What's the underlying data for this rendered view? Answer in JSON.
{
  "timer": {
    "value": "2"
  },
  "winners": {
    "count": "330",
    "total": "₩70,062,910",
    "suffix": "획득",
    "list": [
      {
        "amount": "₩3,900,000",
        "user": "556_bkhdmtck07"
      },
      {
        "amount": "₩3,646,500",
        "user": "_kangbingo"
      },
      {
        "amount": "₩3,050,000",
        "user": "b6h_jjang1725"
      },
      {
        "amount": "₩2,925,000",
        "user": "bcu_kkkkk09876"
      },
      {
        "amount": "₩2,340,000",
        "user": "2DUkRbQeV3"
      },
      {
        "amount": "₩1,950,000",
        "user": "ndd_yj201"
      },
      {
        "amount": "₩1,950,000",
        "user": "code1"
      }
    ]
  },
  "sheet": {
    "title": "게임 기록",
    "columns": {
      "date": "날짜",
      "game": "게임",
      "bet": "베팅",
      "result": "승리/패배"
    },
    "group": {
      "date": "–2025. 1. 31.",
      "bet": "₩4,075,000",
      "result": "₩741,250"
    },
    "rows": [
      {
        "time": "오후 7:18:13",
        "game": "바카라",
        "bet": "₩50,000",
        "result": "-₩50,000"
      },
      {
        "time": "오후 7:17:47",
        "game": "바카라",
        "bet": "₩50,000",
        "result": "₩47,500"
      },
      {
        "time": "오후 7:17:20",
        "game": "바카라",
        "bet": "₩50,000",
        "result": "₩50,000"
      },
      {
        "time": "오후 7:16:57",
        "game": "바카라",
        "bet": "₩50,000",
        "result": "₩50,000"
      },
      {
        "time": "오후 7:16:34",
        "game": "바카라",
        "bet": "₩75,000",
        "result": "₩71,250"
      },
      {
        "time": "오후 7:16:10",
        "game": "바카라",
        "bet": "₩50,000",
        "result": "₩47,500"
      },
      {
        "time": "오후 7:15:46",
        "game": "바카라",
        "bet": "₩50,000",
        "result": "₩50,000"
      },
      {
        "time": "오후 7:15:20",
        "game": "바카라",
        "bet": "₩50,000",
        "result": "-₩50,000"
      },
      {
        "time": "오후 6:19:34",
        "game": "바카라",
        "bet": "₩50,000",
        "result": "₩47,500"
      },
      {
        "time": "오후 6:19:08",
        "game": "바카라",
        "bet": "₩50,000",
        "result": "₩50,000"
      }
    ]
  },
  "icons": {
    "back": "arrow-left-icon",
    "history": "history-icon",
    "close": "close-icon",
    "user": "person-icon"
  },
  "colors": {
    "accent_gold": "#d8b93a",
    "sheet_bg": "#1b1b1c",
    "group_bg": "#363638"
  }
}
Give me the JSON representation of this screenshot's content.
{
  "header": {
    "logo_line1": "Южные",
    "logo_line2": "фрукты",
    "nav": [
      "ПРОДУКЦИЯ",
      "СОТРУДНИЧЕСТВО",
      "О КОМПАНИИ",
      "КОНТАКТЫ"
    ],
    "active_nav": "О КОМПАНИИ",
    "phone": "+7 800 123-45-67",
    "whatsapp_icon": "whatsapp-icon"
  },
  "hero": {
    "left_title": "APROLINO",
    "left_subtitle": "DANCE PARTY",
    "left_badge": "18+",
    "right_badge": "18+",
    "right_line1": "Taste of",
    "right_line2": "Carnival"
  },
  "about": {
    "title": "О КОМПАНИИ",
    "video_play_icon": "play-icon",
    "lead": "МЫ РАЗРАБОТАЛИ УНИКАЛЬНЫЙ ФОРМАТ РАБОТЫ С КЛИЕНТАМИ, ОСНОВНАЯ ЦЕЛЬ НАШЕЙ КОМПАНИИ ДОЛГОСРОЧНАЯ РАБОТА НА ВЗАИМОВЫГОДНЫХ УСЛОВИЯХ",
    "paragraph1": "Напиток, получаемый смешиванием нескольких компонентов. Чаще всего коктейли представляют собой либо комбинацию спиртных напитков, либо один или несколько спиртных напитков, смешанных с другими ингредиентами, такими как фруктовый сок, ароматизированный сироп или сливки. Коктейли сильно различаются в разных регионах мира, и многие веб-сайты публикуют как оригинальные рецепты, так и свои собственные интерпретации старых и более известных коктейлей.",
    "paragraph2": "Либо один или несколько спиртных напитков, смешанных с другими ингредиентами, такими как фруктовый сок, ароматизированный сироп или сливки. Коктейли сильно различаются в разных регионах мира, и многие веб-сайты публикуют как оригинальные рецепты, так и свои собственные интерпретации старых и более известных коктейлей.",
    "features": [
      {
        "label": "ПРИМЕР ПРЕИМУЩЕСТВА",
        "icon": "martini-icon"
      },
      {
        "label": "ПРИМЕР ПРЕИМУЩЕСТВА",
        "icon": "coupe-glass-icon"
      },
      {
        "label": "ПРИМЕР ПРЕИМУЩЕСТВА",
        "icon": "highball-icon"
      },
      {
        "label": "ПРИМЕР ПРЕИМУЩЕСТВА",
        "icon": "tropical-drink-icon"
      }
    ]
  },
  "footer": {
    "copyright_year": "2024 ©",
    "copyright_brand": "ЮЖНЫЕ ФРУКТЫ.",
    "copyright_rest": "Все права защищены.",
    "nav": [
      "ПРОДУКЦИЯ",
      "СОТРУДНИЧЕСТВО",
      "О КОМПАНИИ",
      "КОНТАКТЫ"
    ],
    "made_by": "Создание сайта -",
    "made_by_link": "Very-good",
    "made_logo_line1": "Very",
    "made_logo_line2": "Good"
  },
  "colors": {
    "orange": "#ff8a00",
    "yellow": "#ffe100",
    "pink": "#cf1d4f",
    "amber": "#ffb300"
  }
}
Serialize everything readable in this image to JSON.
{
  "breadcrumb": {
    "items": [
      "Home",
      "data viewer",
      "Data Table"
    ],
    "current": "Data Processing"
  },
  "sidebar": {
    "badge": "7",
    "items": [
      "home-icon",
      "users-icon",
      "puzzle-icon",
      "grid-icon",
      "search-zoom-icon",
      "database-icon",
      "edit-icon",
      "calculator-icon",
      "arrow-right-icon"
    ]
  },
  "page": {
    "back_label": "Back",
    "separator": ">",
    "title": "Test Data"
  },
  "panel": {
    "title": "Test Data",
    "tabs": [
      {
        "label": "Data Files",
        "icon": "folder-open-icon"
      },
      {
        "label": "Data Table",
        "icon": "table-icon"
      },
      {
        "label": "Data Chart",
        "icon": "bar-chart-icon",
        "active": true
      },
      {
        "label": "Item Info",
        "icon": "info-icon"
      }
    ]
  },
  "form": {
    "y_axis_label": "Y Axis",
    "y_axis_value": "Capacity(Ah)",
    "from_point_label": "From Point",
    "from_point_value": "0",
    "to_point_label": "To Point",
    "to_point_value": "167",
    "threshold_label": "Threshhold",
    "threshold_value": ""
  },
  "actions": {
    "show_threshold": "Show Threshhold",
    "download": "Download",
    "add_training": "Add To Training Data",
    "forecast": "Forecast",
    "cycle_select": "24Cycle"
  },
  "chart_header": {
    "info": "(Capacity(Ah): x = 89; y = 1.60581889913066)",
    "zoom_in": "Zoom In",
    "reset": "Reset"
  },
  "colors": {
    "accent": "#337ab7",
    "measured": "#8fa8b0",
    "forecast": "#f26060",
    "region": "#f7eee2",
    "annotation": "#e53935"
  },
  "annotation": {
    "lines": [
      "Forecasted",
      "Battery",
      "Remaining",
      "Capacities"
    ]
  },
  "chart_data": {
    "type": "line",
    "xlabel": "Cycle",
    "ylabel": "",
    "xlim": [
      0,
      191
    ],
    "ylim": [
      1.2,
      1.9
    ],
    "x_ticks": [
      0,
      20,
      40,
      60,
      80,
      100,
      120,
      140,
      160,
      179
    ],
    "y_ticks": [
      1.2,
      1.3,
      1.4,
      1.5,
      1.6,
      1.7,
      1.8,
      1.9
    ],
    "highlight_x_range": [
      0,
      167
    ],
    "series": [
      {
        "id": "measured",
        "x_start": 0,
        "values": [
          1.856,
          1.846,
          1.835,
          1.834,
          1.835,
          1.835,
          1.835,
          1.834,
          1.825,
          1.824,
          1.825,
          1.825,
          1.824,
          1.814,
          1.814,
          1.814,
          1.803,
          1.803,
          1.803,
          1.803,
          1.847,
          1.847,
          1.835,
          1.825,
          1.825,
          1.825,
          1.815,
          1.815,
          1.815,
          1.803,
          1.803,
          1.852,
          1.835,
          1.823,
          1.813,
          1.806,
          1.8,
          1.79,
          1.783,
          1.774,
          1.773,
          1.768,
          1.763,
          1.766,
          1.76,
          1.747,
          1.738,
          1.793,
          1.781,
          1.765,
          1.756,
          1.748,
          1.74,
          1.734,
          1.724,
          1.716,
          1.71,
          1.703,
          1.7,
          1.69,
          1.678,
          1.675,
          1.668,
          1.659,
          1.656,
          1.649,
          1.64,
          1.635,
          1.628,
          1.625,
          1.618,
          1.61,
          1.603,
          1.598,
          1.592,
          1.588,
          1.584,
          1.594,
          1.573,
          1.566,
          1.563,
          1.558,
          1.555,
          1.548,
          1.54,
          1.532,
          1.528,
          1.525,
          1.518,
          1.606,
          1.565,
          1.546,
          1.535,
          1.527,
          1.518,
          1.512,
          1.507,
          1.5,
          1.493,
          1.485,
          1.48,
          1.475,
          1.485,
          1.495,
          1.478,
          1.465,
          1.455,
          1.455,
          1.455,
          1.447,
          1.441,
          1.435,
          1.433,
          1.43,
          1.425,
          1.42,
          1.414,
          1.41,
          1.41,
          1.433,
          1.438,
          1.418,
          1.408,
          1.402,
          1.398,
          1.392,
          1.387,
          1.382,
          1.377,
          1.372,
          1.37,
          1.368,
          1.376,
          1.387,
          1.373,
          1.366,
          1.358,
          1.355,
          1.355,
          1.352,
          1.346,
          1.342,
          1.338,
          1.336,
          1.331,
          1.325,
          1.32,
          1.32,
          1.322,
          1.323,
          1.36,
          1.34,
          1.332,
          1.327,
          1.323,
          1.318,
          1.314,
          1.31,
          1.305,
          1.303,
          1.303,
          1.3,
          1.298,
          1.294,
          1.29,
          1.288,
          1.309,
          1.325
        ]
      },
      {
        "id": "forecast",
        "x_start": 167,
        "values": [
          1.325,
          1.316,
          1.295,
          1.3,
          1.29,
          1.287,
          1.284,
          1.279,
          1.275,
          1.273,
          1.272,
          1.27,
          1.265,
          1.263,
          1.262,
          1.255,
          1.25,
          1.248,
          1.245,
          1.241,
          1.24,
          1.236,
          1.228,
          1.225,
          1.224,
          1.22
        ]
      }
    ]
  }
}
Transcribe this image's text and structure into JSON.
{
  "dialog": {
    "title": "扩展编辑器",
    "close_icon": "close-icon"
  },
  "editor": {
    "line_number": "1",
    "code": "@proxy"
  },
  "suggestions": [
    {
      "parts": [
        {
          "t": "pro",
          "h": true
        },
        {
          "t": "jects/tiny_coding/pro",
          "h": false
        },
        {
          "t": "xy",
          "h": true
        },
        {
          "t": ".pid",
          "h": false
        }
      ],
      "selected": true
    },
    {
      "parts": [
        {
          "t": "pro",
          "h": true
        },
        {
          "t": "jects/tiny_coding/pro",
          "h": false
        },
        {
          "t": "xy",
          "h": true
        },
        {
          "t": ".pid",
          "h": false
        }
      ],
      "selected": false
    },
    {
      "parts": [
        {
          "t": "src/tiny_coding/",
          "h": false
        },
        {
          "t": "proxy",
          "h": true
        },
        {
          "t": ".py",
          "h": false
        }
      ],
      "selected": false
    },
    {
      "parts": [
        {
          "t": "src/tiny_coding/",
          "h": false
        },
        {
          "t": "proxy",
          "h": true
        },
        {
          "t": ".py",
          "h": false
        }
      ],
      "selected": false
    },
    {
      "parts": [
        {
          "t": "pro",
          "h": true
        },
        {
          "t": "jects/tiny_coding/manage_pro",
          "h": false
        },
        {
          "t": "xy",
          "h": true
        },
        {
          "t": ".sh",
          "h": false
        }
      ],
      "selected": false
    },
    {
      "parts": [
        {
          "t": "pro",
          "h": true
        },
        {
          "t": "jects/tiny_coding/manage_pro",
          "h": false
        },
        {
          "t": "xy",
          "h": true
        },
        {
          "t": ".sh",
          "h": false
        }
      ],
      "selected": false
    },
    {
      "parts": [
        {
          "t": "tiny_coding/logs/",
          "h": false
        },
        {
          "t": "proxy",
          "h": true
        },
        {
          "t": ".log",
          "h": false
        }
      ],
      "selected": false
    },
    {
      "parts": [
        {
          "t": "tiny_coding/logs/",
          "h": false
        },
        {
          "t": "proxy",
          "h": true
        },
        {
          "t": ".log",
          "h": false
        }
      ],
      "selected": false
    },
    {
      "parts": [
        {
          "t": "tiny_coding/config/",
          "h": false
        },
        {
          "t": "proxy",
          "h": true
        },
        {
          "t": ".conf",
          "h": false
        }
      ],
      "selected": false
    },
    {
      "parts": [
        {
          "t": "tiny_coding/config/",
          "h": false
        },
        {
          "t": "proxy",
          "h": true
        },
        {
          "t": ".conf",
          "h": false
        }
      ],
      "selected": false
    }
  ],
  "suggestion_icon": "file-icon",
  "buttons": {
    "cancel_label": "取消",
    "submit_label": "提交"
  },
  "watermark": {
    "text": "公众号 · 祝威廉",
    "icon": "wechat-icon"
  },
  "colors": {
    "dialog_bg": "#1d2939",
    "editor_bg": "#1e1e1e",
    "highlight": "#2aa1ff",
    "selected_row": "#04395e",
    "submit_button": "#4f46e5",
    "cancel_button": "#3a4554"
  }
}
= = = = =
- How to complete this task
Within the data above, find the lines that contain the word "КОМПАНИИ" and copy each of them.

- Response to the exercise
      "О КОМПАНИИ",
    "active_nav": "О КОМПАНИИ",
    "title": "О КОМПАНИИ",
    "lead": "МЫ РАЗРАБОТАЛИ УНИКАЛЬНЫЙ ФОРМАТ РАБОТЫ С КЛИЕНТАМИ, ОСНОВНАЯ ЦЕЛЬ НАШЕЙ КОМПАНИИ ДОЛГОСРОЧНАЯ РАБОТА НА ВЗАИМОВЫГОДНЫХ УСЛОВИЯХ",
      "О КОМПАНИИ",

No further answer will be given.